Exercise.
Find the word "that" in the listing. Copy out each line where it occurs.

Recorded information.
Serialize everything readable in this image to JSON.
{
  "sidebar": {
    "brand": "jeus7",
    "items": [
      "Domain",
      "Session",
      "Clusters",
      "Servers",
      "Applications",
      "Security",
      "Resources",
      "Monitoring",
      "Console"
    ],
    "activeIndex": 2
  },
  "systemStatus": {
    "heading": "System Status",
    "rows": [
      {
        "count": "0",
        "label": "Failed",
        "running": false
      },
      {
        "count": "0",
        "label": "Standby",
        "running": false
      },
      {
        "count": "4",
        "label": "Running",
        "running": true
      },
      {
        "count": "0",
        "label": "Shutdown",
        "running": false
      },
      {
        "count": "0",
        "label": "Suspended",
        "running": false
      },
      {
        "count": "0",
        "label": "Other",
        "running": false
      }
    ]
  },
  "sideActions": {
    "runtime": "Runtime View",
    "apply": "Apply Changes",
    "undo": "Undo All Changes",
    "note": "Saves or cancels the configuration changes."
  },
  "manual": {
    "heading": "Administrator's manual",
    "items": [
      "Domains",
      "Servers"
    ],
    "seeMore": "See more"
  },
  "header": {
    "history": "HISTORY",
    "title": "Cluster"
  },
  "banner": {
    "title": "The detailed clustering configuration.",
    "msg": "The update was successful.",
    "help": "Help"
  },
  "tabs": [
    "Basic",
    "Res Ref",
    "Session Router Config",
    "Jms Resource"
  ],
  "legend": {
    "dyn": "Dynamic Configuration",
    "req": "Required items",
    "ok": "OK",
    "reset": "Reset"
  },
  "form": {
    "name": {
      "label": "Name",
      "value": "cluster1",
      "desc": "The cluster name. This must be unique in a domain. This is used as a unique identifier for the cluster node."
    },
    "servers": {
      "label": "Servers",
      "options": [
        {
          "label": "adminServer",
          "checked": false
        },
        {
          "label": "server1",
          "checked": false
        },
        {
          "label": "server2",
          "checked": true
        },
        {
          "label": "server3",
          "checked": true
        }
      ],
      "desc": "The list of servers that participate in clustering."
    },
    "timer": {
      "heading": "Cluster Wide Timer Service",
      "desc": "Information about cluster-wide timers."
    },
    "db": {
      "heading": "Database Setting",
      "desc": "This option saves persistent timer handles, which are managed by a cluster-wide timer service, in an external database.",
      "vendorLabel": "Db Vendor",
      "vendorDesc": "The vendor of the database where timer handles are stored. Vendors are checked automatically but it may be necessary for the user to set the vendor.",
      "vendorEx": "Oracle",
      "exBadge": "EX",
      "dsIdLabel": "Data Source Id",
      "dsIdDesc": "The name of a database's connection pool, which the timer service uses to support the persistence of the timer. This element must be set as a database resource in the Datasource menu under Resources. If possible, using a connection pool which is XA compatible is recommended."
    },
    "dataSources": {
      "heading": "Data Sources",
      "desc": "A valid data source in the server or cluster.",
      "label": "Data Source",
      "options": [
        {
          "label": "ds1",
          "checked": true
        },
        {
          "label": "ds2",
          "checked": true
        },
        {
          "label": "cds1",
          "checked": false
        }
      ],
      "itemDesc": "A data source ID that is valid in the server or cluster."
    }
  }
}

Answer section.
      "desc": "The list of servers that participate in clustering."
      "itemDesc": "A data source ID that is valid in the server or cluster."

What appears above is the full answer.